### Task objective
The full data must be written out exactly, with every line included.

BEGIN

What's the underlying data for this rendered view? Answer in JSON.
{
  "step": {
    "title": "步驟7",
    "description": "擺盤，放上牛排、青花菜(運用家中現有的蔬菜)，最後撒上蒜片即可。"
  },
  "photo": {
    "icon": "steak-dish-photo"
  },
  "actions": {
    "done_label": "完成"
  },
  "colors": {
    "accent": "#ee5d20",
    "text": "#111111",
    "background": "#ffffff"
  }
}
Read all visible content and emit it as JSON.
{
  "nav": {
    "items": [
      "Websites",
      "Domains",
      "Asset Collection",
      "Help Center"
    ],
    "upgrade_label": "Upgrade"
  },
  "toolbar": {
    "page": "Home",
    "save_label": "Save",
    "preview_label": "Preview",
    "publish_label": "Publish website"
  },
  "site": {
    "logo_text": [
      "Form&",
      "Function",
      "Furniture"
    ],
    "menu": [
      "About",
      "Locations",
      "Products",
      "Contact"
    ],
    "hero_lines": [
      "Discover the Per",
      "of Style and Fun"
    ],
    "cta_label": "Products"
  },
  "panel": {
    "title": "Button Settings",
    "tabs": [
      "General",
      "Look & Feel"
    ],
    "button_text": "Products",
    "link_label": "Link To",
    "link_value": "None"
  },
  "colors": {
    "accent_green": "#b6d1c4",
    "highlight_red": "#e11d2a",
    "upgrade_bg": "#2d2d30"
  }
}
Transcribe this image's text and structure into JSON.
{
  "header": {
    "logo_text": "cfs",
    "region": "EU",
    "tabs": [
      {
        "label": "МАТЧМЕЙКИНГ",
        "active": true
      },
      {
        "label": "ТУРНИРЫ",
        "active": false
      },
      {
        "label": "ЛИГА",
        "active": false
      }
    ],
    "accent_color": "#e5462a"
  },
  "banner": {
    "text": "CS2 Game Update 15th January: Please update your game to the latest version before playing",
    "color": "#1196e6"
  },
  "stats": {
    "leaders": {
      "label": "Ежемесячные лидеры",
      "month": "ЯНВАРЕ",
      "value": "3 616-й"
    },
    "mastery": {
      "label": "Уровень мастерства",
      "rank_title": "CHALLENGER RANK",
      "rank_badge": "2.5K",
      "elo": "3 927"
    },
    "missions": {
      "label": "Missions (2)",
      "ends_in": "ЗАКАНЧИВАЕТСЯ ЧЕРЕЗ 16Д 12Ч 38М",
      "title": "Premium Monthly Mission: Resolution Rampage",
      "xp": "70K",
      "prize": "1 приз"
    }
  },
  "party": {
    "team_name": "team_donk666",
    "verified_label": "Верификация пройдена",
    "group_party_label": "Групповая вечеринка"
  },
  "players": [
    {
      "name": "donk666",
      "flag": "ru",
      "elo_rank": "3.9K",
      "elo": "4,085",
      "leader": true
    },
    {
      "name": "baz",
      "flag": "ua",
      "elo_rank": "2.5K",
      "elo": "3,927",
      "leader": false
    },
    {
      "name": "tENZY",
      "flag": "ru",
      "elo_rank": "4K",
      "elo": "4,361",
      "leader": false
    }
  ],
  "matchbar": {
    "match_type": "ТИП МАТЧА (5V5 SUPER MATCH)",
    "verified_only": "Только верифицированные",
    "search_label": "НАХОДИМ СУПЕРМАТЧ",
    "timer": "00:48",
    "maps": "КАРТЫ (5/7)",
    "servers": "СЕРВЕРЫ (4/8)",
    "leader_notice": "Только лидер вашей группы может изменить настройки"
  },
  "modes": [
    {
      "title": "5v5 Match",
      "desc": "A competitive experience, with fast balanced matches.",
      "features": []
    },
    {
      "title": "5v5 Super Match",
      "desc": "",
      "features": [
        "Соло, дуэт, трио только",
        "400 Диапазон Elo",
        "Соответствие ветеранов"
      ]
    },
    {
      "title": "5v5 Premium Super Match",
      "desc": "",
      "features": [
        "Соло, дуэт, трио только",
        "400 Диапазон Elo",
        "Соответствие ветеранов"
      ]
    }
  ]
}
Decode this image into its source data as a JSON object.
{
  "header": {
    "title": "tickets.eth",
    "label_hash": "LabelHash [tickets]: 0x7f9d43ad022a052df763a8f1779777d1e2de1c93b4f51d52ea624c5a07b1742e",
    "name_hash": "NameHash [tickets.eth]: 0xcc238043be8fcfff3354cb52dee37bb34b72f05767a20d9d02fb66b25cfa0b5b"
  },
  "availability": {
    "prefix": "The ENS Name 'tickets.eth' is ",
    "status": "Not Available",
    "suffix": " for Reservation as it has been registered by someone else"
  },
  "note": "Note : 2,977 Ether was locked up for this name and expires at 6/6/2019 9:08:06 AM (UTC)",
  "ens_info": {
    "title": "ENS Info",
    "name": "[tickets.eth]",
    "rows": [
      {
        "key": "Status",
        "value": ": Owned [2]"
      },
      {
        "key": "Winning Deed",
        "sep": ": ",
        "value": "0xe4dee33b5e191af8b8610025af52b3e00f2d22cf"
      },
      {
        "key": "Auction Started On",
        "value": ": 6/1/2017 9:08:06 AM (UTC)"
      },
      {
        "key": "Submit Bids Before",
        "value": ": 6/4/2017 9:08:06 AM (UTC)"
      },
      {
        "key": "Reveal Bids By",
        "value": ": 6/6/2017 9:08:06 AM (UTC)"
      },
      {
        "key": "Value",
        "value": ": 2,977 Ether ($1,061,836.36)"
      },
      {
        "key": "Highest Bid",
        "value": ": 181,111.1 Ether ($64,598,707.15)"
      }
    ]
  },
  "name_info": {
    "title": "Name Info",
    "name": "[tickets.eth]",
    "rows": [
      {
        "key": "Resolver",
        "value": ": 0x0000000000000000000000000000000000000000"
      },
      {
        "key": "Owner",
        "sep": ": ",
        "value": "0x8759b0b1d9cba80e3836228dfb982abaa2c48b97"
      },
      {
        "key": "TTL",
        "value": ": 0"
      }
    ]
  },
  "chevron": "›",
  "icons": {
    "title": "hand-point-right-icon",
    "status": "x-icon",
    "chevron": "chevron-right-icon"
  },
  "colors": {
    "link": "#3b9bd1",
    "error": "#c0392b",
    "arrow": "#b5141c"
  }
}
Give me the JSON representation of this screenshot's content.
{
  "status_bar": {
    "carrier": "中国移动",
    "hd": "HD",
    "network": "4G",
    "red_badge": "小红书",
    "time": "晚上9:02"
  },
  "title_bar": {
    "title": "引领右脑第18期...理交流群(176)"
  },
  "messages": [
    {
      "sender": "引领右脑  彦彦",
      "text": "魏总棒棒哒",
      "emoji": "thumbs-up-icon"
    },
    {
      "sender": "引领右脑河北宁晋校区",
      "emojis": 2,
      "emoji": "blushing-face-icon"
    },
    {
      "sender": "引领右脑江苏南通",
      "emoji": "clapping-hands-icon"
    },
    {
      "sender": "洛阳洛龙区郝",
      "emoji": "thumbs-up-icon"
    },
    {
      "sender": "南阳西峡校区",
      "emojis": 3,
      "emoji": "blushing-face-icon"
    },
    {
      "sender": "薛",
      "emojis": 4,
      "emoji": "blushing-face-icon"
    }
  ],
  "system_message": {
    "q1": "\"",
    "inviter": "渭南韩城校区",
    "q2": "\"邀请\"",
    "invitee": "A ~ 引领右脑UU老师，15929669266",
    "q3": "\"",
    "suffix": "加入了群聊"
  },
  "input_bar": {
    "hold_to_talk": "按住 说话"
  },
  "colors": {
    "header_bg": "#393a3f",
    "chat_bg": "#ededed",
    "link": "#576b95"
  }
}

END

### Completed task
What's the underlying data for this rendered view? Answer in JSON.
{
  "step": {
    "title": "步驟7",
    "description": "擺盤，放上牛排、青花菜(運用家中現有的蔬菜)，最後撒上蒜片即可。"
  },
  "photo": {
    "icon": "steak-dish-photo"
  },
  "actions": {
    "done_label": "完成"
  },
  "colors": {
    "accent": "#ee5d20",
    "text": "#111111",
    "background": "#ffffff"
  }
}
Read all visible content and emit it as JSON.
{
  "nav": {
    "items": [
      "Websites",
      "Domains",
      "Asset Collection",
      "Help Center"
    ],
    "upgrade_label": "Upgrade"
  },
  "toolbar": {
    "page": "Home",
    "save_label": "Save",
    "preview_label": "Preview",
    "publish_label": "Publish website"
  },
  "site": {
    "logo_text": [
      "Form&",
      "Function",
      "Furniture"
    ],
    "menu": [
      "About",
      "Locations",
      "Products",
      "Contact"
    ],
    "hero_lines": [
      "Discover the Per",
      "of Style and Fun"
    ],
    "cta_label": "Products"
  },
  "panel": {
    "title": "Button Settings",
    "tabs": [
      "General",
      "Look & Feel"
    ],
    "button_text": "Products",
    "link_label": "Link To",
    "link_value": "None"
  },
  "colors": {
    "accent_green": "#b6d1c4",
    "highlight_red": "#e11d2a",
    "upgrade_bg": "#2d2d30"
  }
}
Transcribe this image's text and structure into JSON.
{
  "header": {
    "logo_text": "cfs",
    "region": "EU",
    "tabs": [
      {
        "label": "МАТЧМЕЙКИНГ",
        "active": true
      },
      {
        "label": "ТУРНИРЫ",
        "active": false
      },
      {
        "label": "ЛИГА",
        "active": false
      }
    ],
    "accent_color": "#e5462a"
  },
  "banner": {
    "text": "CS2 Game Update 15th January: Please update your game to the latest version before playing",
    "color": "#1196e6"
  },
  "stats": {
    "leaders": {
      "label": "Ежемесячные лидеры",
      "month": "ЯНВАРЕ",
      "value": "3 616-й"
    },
    "mastery": {
      "label": "Уровень мастерства",
      "rank_title": "CHALLENGER RANK",
      "rank_badge": "2.5K",
      "elo": "3 927"
    },
    "missions": {
      "label": "Missions (2)",
      "ends_in": "ЗАКАНЧИВАЕТСЯ ЧЕРЕЗ 16Д 12Ч 38М",
      "title": "Premium Monthly Mission: Resolution Rampage",
      "xp": "70K",
      "prize": "1 приз"
    }
  },
  "party": {
    "team_name": "team_donk666",
    "verified_label": "Верификация пройдена",
    "group_party_label": "Групповая вечеринка"
  },
  "players": [
    {
      "name": "donk666",
      "flag": "ru",
      "elo_rank": "3.9K",
      "elo": "4,085",
      "leader": true
    },
    {
      "name": "baz",
      "flag": "ua",
      "elo_rank": "2.5K",
      "elo": "3,927",
      "leader": false
    },
    {
      "name": "tENZY",
      "flag": "ru",
      "elo_rank": "4K",
      "elo": "4,361",
      "leader": false
    }
  ],
  "matchbar": {
    "match_type": "ТИП МАТЧА (5V5 SUPER MATCH)",
    "verified_only": "Только верифицированные",
    "search_label": "НАХОДИМ СУПЕРМАТЧ",
    "timer": "00:48",
    "maps": "КАРТЫ (5/7)",
    "servers": "СЕРВЕРЫ (4/8)",
    "leader_notice": "Только лидер вашей группы может изменить настройки"
  },
  "modes": [
    {
      "title": "5v5 Match",
      "desc": "A competitive experience, with fast balanced matches.",
      "features": []
    },
    {
      "title": "5v5 Super Match",
      "desc": "",
      "features": [
        "Соло, дуэт, трио только",
        "400 Диапазон Elo",
        "Соответствие ветеранов"
      ]
    },
    {
      "title": "5v5 Premium Super Match",
      "desc": "",
      "features": [
        "Соло, дуэт, трио только",
        "400 Диапазон Elo",
        "Соответствие ветеранов"
      ]
    }
  ]
}
Decode this image into its source data as a JSON object.
{
  "header": {
    "title": "tickets.eth",
    "label_hash": "LabelHash [tickets]: 0x7f9d43ad022a052df763a8f1779777d1e2de1c93b4f51d52ea624c5a07b1742e",
    "name_hash": "NameHash [tickets.eth]: 0xcc238043be8fcfff3354cb52dee37bb34b72f05767a20d9d02fb66b25cfa0b5b"
  },
  "availability": {
    "prefix": "The ENS Name 'tickets.eth' is ",
    "status": "Not Available",
    "suffix": " for Reservation as it has been registered by someone else"
  },
  "note": "Note : 2,977 Ether was locked up for this name and expires at 6/6/2019 9:08:06 AM (UTC)",
  "ens_info": {
    "title": "ENS Info",
    "name": "[tickets.eth]",
    "rows": [
      {
        "key": "Status",
        "value": ": Owned [2]"
      },
      {
        "key": "Winning Deed",
        "sep": ": ",
        "value": "0xe4dee33b5e191af8b8610025af52b3e00f2d22cf"
      },
      {
        "key": "Auction Started On",
        "value": ": 6/1/2017 9:08:06 AM (UTC)"
      },
      {
        "key": "Submit Bids Before",
        "value": ": 6/4/2017 9:08:06 AM (UTC)"
      },
      {
        "key": "Reveal Bids By",
        "value": ": 6/6/2017 9:08:06 AM (UTC)"
      },
      {
        "key": "Value",
        "value": ": 2,977 Ether ($1,061,836.36)"
      },
      {
        "key": "Highest Bid",
        "value": ": 181,111.1 Ether ($64,598,707.15)"
      }
    ]
  },
  "name_info": {
    "title": "Name Info",
    "name": "[tickets.eth]",
    "rows": [
      {
        "key": "Resolver",
        "value": ": 0x0000000000000000000000000000000000000000"
      },
      {
        "key": "Owner",
        "sep": ": ",
        "value": "0x8759b0b1d9cba80e3836228dfb982abaa2c48b97"
      },
      {
        "key": "TTL",
        "value": ": 0"
      }
    ]
  },
  "chevron": "›",
  "icons": {
    "title": "hand-point-right-icon",
    "status": "x-icon",
    "chevron": "chevron-right-icon"
  },
  "colors": {
    "link": "#3b9bd1",
    "error": "#c0392b",
    "arrow": "#b5141c"
  }
}
Give me the JSON representation of this screenshot's content.
{
  "status_bar": {
    "carrier": "中国移动",
    "hd": "HD",
    "network": "4G",
    "red_badge": "小红书",
    "time": "晚上9:02"
  },
  "title_bar": {
    "title": "引领右脑第18期...理交流群(176)"
  },
  "messages": [
    {
      "sender": "引领右脑  彦彦",
      "text": "魏总棒棒哒",
      "emoji": "thumbs-up-icon"
    },
    {
      "sender": "引领右脑河北宁晋校区",
      "emojis": 2,
      "emoji": "blushing-face-icon"
    },
    {
      "sender": "引领右脑江苏南通",
      "emoji": "clapping-hands-icon"
    },
    {
      "sender": "洛阳洛龙区郝",
      "emoji": "thumbs-up-icon"
    },
    {
      "sender": "南阳西峡校区",
      "emojis": 3,
      "emoji": "blushing-face-icon"
    },
    {
      "sender": "薛",
      "emojis": 4,
      "emoji": "blushing-face-icon"
    }
  ],
  "system_message": {
    "q1": "\"",
    "inviter": "渭南韩城校区",
    "q2": "\"邀请\"",
    "invitee": "A ~ 引领右脑UU老师，15929669266",
    "q3": "\"",
    "suffix": "加入了群聊"
  },
  "input_bar": {
    "hold_to_talk": "按住 说话"
  },
  "colors": {
    "header_bg": "#393a3f",
    "chat_bg": "#ededed",
    "link": "#576b95"
  }
}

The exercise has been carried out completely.